* [To do]
Give the records back exactly as written, but without the images.

Interface dataset entries:
........
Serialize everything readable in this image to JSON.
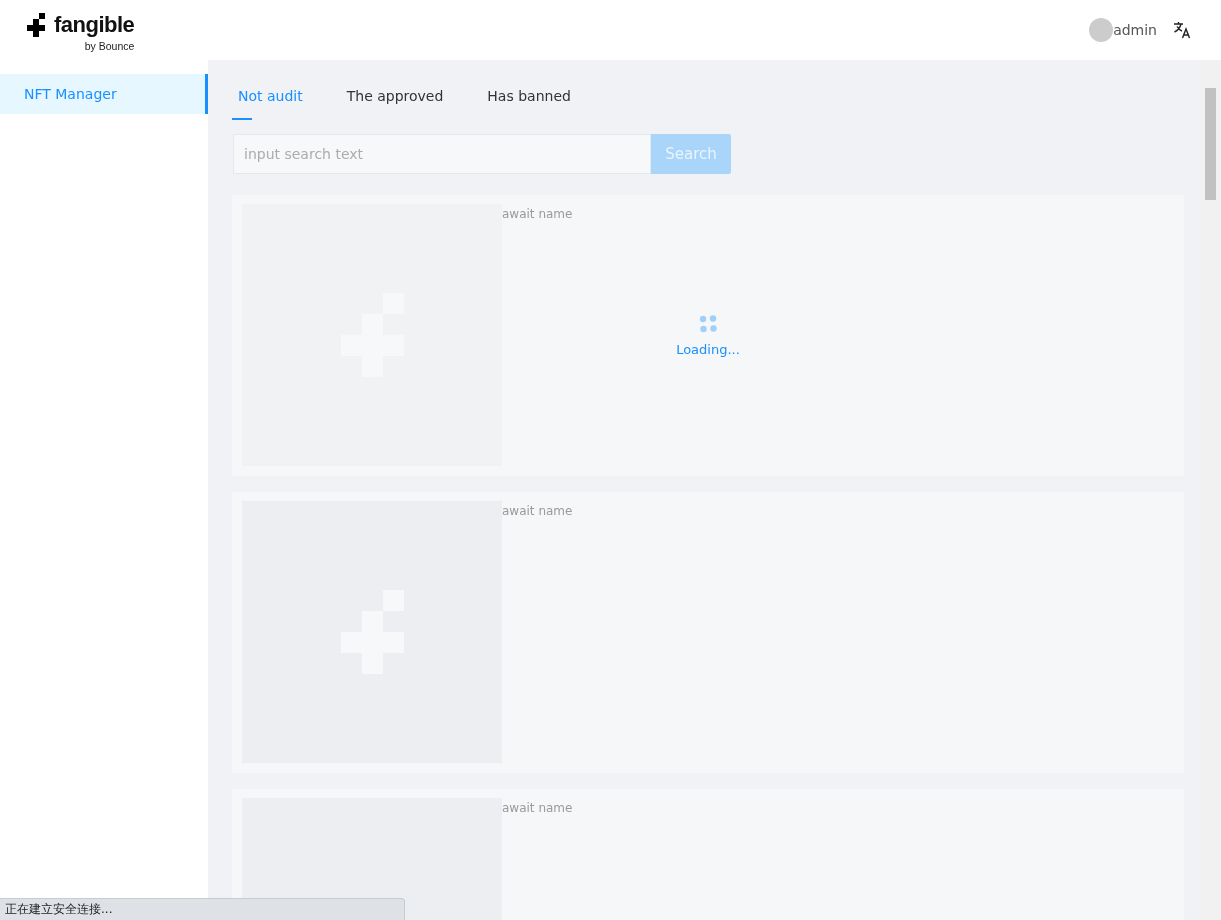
{
  "logo": {
    "name": "fangible",
    "byline": "by Bounce"
  },
  "header": {
    "user": "admin"
  },
  "sidebar": {
    "items": [
      {
        "label": "NFT Manager",
        "selected": true
      }
    ]
  },
  "tabs": [
    {
      "label": "Not audit",
      "selected": true
    },
    {
      "label": "The approved",
      "selected": false
    },
    {
      "label": "Has banned",
      "selected": false
    }
  ],
  "search": {
    "placeholder": "input search text",
    "button": "Search"
  },
  "cards": [
    {
      "name": "await name",
      "loading": true,
      "loading_text": "Loading..."
    },
    {
      "name": "await name",
      "loading": false
    },
    {
      "name": "await name",
      "loading": false
    }
  ],
  "status_bubble": "正在建立安全连接..."
}
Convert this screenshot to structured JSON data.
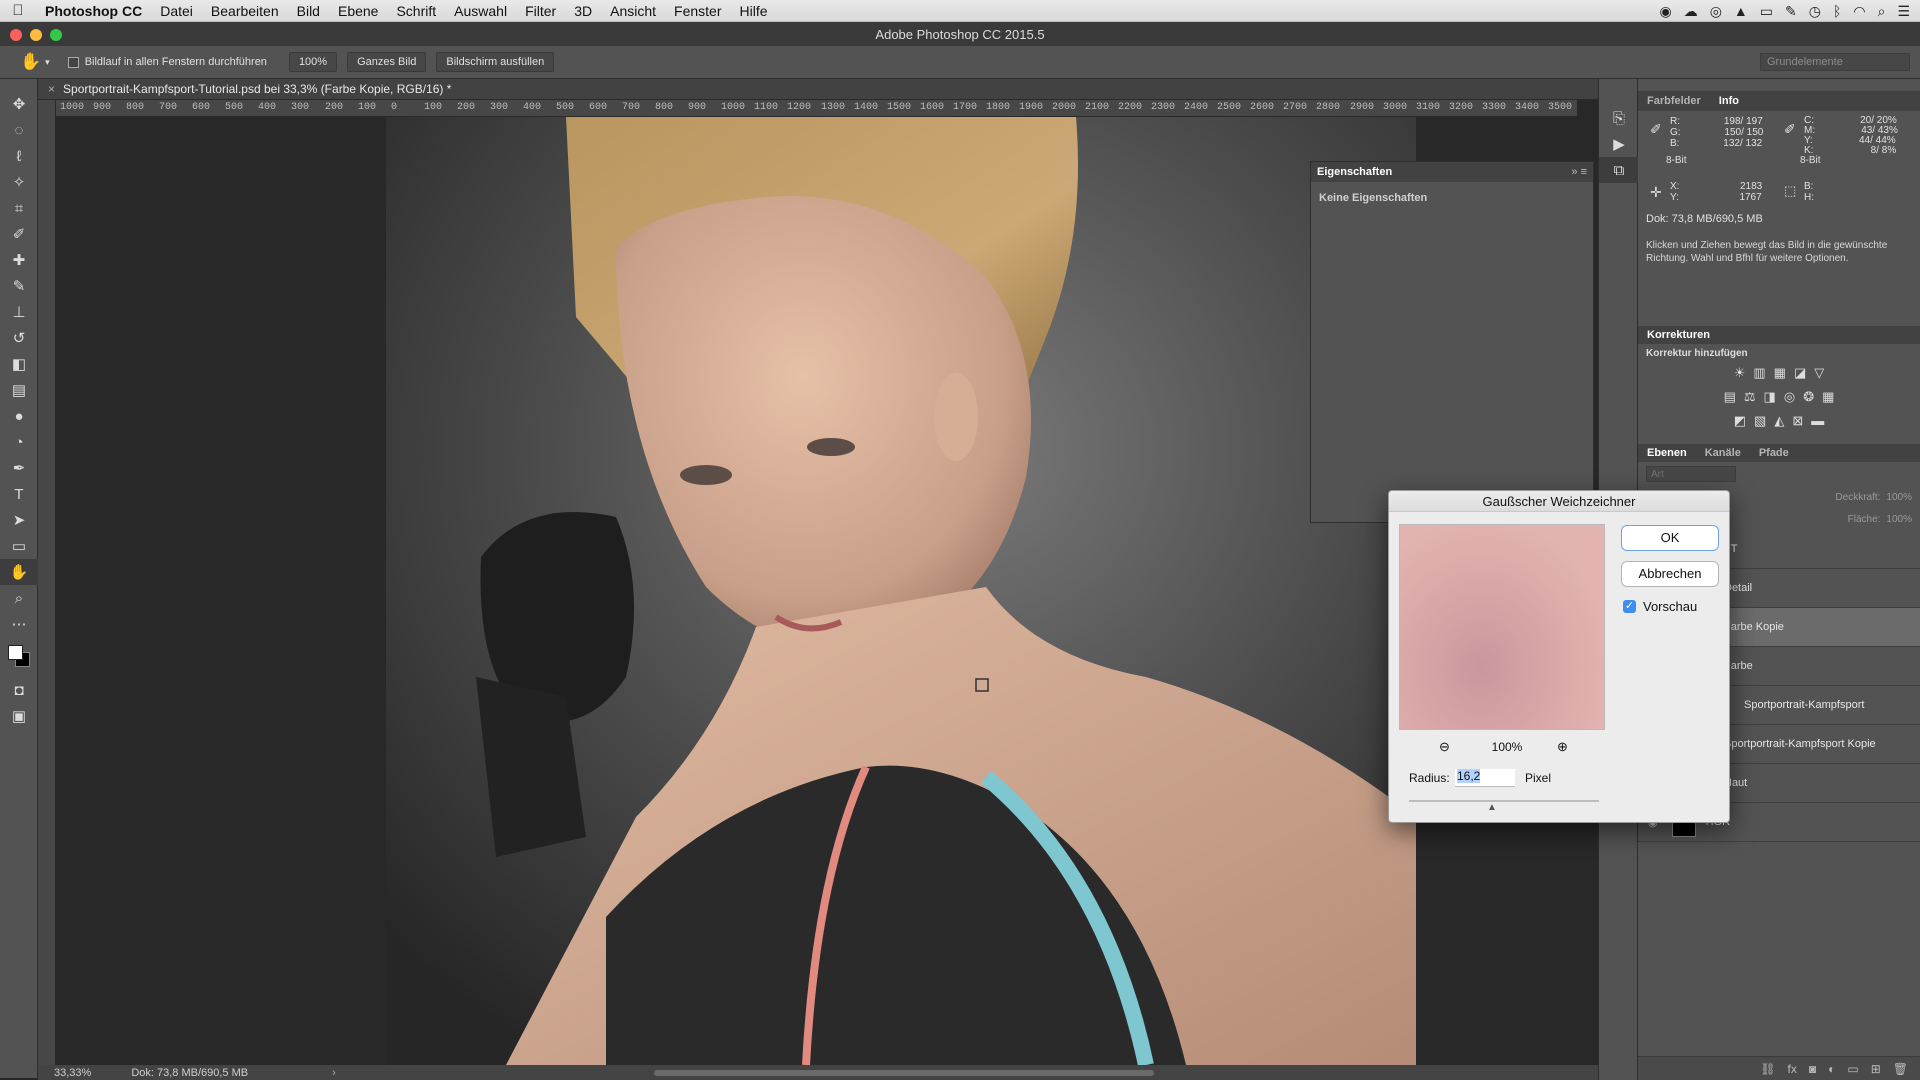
{
  "menubar": {
    "apple": "",
    "app_name": "Photoshop CC",
    "items": [
      "Datei",
      "Bearbeiten",
      "Bild",
      "Ebene",
      "Schrift",
      "Auswahl",
      "Filter",
      "3D",
      "Ansicht",
      "Fenster",
      "Hilfe"
    ]
  },
  "window": {
    "title": "Adobe Photoshop CC 2015.5"
  },
  "options_bar": {
    "scroll_all_label": "Bildlauf in allen Fenstern durchführen",
    "zoom_button": "100%",
    "fit_button": "Ganzes Bild",
    "fill_button": "Bildschirm ausfüllen",
    "workspace": "Grundelemente"
  },
  "document": {
    "tab_title": "Sportportrait-Kampfsport-Tutorial.psd bei 33,3% (Farbe Kopie, RGB/16) *",
    "ruler_ticks": [
      "1000",
      "900",
      "800",
      "700",
      "600",
      "500",
      "400",
      "300",
      "200",
      "100",
      "0",
      "100",
      "200",
      "300",
      "400",
      "500",
      "600",
      "700",
      "800",
      "900",
      "1000",
      "1100",
      "1200",
      "1300",
      "1400",
      "1500",
      "1600",
      "1700",
      "1800",
      "1900",
      "2000",
      "2100",
      "2200",
      "2300",
      "2400",
      "2500",
      "2600",
      "2700",
      "2800",
      "2900",
      "3000",
      "3100",
      "3200",
      "3300",
      "3400",
      "3500"
    ],
    "zoom_status": "33,33%",
    "doc_status": "Dok: 73,8 MB/690,5 MB"
  },
  "properties_panel": {
    "title": "Eigenschaften",
    "empty_text": "Keine Eigenschaften"
  },
  "info_panel": {
    "tabs": [
      "Farbfelder",
      "Info"
    ],
    "active_tab": "Info",
    "rgb": {
      "R": "198/ 197",
      "G": "150/ 150",
      "B": "132/ 132",
      "bits": "8-Bit"
    },
    "cmyk": {
      "C": "20/ 20%",
      "M": "43/ 43%",
      "Y": "44/ 44%",
      "K": "8/ 8%",
      "bits": "8-Bit"
    },
    "xy": {
      "X": "2183",
      "Y": "1767"
    },
    "wh": {
      "B": "",
      "H": ""
    },
    "doc": "Dok: 73,8 MB/690,5 MB",
    "hint": "Klicken und Ziehen bewegt das Bild in die gewünschte Richtung. Wahl und Bfhl für weitere Optionen."
  },
  "corrections_panel": {
    "title": "Korrekturen",
    "subtitle": "Korrektur hinzufügen"
  },
  "layers_panel": {
    "tabs": [
      "Ebenen",
      "Kanäle",
      "Pfade"
    ],
    "active_tab": "Ebenen",
    "search_placeholder": "Art",
    "opacity_label": "Deckkraft:",
    "opacity_value": "100%",
    "fill_label": "Fläche:",
    "fill_value": "100%",
    "layers": [
      {
        "name": "FT",
        "selected": false
      },
      {
        "name": "Detail",
        "selected": false
      },
      {
        "name": "Farbe Kopie",
        "selected": true
      },
      {
        "name": "Farbe",
        "selected": false
      },
      {
        "name": "Sportportrait-Kampfsport",
        "selected": false
      },
      {
        "name": "Sportportrait-Kampfsport Kopie",
        "selected": false
      },
      {
        "name": "Haut",
        "selected": false
      },
      {
        "name": "HGR",
        "selected": false
      }
    ]
  },
  "gauss_dialog": {
    "title": "Gaußscher Weichzeichner",
    "ok": "OK",
    "cancel": "Abbrechen",
    "preview_label": "Vorschau",
    "preview_checked": true,
    "preview_zoom": "100%",
    "radius_label": "Radius:",
    "radius_value": "16,2",
    "unit": "Pixel"
  },
  "colors": {
    "accent": "#3b8ef2",
    "panel_bg": "#535353",
    "canvas_bg": "#282828"
  }
}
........
* [Response]
Serialize everything readable in this image to JSON.
{
  "logo": {
    "name": "fangible",
    "byline": "by Bounce"
  },
  "header": {
    "user": "admin"
  },
  "sidebar": {
    "items": [
      {
        "label": "NFT Manager",
        "selected": true
      }
    ]
  },
  "tabs": [
    {
      "label": "Not audit",
      "selected": true
    },
    {
      "label": "The approved",
      "selected": false
    },
    {
      "label": "Has banned",
      "selected": false
    }
  ],
  "search": {
    "placeholder": "input search text",
    "button": "Search"
  },
  "cards": [
    {
      "name": "await name",
      "loading": true,
      "loading_text": "Loading..."
    },
    {
      "name": "await name",
      "loading": false
    },
    {
      "name": "await name",
      "loading": false
    }
  ],
  "status_bubble": "正在建立安全连接..."
}
Convert this screenshot to structured JSON data.
{
  "menubar": {
    "apple": "",
    "app_name": "Photoshop CC",
    "items": [
      "Datei",
      "Bearbeiten",
      "Bild",
      "Ebene",
      "Schrift",
      "Auswahl",
      "Filter",
      "3D",
      "Ansicht",
      "Fenster",
      "Hilfe"
    ]
  },
  "window": {
    "title": "Adobe Photoshop CC 2015.5"
  },
  "options_bar": {
    "scroll_all_label": "Bildlauf in allen Fenstern durchführen",
    "zoom_button": "100%",
    "fit_button": "Ganzes Bild",
    "fill_button": "Bildschirm ausfüllen",
    "workspace": "Grundelemente"
  },
  "document": {
    "tab_title": "Sportportrait-Kampfsport-Tutorial.psd bei 33,3% (Farbe Kopie, RGB/16) *",
    "ruler_ticks": [
      "1000",
      "900",
      "800",
      "700",
      "600",
      "500",
      "400",
      "300",
      "200",
      "100",
      "0",
      "100",
      "200",
      "300",
      "400",
      "500",
      "600",
      "700",
      "800",
      "900",
      "1000",
      "1100",
      "1200",
      "1300",
      "1400",
      "1500",
      "1600",
      "1700",
      "1800",
      "1900",
      "2000",
      "2100",
      "2200",
      "2300",
      "2400",
      "2500",
      "2600",
      "2700",
      "2800",
      "2900",
      "3000",
      "3100",
      "3200",
      "3300",
      "3400",
      "3500"
    ],
    "zoom_status": "33,33%",
    "doc_status": "Dok: 73,8 MB/690,5 MB"
  },
  "properties_panel": {
    "title": "Eigenschaften",
    "empty_text": "Keine Eigenschaften"
  },
  "info_panel": {
    "tabs": [
      "Farbfelder",
      "Info"
    ],
    "active_tab": "Info",
    "rgb": {
      "R": "198/ 197",
      "G": "150/ 150",
      "B": "132/ 132",
      "bits": "8-Bit"
    },
    "cmyk": {
      "C": "20/ 20%",
      "M": "43/ 43%",
      "Y": "44/ 44%",
      "K": "8/ 8%",
      "bits": "8-Bit"
    },
    "xy": {
      "X": "2183",
      "Y": "1767"
    },
    "wh": {
      "B": "",
      "H": ""
    },
    "doc": "Dok: 73,8 MB/690,5 MB",
    "hint": "Klicken und Ziehen bewegt das Bild in die gewünschte Richtung. Wahl und Bfhl für weitere Optionen."
  },
  "corrections_panel": {
    "title": "Korrekturen",
    "subtitle": "Korrektur hinzufügen"
  },
  "layers_panel": {
    "tabs": [
      "Ebenen",
      "Kanäle",
      "Pfade"
    ],
    "active_tab": "Ebenen",
    "search_placeholder": "Art",
    "opacity_label": "Deckkraft:",
    "opacity_value": "100%",
    "fill_label": "Fläche:",
    "fill_value": "100%",
    "layers": [
      {
        "name": "FT",
        "selected": false
      },
      {
        "name": "Detail",
        "selected": false
      },
      {
        "name": "Farbe Kopie",
        "selected": true
      },
      {
        "name": "Farbe",
        "selected": false
      },
      {
        "name": "Sportportrait-Kampfsport",
        "selected": false
      },
      {
        "name": "Sportportrait-Kampfsport Kopie",
        "selected": false
      },
      {
        "name": "Haut",
        "selected": false
      },
      {
        "name": "HGR",
        "selected": false
      }
    ]
  },
  "gauss_dialog": {
    "title": "Gaußscher Weichzeichner",
    "ok": "OK",
    "cancel": "Abbrechen",
    "preview_label": "Vorschau",
    "preview_checked": true,
    "preview_zoom": "100%",
    "radius_label": "Radius:",
    "radius_value": "16,2",
    "unit": "Pixel"
  },
  "colors": {
    "accent": "#3b8ef2",
    "panel_bg": "#535353",
    "canvas_bg": "#282828"
  }
}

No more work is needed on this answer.